■ TASK ITEM: Select every line below containing the word "title".

■ DATA EXTRACTS:
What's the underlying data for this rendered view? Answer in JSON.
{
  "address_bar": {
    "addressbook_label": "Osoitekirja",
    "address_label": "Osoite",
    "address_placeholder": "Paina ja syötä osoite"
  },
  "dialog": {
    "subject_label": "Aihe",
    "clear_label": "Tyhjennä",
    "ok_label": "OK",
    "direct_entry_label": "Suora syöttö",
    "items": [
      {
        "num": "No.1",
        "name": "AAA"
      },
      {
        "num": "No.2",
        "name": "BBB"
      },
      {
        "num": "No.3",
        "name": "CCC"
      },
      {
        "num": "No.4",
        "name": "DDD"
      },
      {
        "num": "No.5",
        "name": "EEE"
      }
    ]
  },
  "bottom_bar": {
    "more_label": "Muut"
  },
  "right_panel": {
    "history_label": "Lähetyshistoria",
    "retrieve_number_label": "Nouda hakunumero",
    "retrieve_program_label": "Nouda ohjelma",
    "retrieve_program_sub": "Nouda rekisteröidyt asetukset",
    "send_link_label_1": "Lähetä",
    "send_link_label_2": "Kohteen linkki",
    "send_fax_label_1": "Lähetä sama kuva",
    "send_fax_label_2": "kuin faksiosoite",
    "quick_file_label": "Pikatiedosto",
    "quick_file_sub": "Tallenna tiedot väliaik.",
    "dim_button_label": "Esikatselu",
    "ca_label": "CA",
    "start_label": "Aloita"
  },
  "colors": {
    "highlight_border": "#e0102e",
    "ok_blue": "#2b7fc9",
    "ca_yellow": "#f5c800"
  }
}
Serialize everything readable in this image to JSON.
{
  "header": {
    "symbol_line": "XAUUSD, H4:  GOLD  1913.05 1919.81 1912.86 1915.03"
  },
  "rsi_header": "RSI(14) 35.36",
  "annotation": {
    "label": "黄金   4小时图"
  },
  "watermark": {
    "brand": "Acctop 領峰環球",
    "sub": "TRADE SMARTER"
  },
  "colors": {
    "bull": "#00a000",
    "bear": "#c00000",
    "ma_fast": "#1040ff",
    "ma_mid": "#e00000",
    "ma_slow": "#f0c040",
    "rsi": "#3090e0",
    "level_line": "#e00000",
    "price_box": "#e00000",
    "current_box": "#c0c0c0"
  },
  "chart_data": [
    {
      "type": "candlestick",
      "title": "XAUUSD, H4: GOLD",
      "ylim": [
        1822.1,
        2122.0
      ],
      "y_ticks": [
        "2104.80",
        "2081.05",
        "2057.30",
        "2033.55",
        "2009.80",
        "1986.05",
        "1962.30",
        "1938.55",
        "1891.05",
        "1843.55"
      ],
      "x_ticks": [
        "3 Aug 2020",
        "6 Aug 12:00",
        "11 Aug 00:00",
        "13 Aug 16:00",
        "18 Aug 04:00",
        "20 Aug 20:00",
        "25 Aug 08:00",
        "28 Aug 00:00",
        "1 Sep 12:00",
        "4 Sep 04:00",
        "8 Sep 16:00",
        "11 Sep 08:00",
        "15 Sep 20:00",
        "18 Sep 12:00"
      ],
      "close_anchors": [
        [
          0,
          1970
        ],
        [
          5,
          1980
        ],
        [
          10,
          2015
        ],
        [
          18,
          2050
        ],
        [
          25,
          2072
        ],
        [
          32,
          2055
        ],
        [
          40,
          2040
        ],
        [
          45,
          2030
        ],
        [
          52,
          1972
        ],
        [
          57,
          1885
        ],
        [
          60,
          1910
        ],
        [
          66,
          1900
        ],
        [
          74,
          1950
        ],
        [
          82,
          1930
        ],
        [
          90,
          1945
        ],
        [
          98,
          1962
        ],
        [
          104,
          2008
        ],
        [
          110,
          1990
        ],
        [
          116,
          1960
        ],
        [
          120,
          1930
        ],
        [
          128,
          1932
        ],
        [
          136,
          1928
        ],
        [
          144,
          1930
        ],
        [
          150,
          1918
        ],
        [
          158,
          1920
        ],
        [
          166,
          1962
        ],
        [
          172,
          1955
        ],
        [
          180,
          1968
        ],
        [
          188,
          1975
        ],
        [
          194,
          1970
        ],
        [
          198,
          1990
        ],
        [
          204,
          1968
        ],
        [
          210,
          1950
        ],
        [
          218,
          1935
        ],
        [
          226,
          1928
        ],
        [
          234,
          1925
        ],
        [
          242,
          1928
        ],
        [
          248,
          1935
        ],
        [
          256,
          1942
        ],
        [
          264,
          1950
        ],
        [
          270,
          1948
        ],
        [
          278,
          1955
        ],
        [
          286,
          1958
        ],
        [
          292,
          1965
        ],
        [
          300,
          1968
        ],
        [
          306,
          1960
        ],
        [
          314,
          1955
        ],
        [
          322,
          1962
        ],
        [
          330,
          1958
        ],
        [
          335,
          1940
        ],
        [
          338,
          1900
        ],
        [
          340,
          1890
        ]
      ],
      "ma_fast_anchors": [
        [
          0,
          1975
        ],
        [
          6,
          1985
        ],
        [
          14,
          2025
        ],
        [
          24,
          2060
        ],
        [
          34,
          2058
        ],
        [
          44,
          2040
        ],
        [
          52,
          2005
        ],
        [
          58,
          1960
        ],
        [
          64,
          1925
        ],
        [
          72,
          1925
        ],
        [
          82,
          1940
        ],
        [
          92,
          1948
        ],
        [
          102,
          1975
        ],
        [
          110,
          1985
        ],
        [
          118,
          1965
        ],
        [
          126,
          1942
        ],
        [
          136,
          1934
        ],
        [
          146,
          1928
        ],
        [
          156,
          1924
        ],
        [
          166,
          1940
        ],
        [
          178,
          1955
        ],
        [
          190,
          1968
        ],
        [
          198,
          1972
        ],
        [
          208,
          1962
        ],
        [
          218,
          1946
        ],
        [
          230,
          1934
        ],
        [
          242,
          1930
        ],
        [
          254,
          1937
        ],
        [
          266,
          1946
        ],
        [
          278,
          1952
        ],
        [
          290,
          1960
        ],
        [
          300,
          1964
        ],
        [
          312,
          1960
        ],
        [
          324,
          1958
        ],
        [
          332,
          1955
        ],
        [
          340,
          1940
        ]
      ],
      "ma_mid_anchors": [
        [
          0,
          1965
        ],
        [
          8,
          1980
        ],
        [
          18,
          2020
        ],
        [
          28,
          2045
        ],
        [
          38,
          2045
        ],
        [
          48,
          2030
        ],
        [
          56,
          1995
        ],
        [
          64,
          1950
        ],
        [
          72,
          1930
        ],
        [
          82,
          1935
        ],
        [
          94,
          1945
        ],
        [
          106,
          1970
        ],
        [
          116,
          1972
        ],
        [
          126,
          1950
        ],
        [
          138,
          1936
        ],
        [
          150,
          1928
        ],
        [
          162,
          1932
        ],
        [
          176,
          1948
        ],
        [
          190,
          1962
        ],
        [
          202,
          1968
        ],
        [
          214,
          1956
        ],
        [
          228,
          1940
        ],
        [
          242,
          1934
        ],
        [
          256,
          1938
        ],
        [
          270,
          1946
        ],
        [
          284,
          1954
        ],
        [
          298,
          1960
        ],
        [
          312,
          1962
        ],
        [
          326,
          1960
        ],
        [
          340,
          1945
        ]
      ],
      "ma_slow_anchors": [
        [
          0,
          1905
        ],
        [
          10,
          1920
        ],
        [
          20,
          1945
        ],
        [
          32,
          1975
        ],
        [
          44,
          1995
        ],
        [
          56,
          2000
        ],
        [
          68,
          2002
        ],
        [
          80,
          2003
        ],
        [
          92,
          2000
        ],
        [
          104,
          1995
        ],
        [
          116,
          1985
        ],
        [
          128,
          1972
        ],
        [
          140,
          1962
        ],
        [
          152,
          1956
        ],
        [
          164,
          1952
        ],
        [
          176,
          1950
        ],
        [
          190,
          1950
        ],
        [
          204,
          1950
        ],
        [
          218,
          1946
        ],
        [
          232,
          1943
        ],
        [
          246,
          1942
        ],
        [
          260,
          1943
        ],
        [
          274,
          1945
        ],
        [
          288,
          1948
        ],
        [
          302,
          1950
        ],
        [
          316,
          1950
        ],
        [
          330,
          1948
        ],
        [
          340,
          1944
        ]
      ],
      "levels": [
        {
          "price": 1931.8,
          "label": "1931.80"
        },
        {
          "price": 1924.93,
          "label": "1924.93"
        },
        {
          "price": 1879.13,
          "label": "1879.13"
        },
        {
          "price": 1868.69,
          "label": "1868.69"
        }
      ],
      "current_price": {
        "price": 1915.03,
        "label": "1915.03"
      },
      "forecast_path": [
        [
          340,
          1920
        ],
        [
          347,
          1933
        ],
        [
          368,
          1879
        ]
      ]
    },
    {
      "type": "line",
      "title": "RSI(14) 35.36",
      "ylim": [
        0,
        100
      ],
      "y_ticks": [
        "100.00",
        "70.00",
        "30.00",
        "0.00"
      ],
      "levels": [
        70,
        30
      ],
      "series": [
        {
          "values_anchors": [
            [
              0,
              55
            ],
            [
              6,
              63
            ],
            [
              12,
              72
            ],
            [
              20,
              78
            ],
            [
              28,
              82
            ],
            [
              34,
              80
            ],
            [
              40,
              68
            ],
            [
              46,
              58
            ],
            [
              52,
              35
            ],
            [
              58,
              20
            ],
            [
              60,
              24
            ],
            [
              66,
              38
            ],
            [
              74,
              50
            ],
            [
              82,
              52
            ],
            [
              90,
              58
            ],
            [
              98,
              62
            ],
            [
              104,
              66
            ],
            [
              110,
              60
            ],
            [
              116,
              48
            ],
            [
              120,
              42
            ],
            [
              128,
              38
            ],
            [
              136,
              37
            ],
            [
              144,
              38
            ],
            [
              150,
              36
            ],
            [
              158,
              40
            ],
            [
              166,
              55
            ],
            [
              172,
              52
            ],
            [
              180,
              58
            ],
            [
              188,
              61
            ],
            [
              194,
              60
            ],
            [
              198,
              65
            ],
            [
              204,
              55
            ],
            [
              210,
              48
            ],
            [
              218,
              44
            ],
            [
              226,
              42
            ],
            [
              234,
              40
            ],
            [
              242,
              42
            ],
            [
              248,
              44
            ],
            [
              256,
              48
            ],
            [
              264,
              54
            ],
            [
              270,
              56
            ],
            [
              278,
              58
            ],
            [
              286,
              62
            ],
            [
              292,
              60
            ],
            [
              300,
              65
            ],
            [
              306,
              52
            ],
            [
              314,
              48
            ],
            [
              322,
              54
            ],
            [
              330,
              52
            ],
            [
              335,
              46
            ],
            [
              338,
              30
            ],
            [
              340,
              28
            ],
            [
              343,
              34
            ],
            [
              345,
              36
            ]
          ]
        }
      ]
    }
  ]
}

■ ANSWER BOX:
      "title": "XAUUSD, H4: GOLD",
      "title": "RSI(14) 35.36",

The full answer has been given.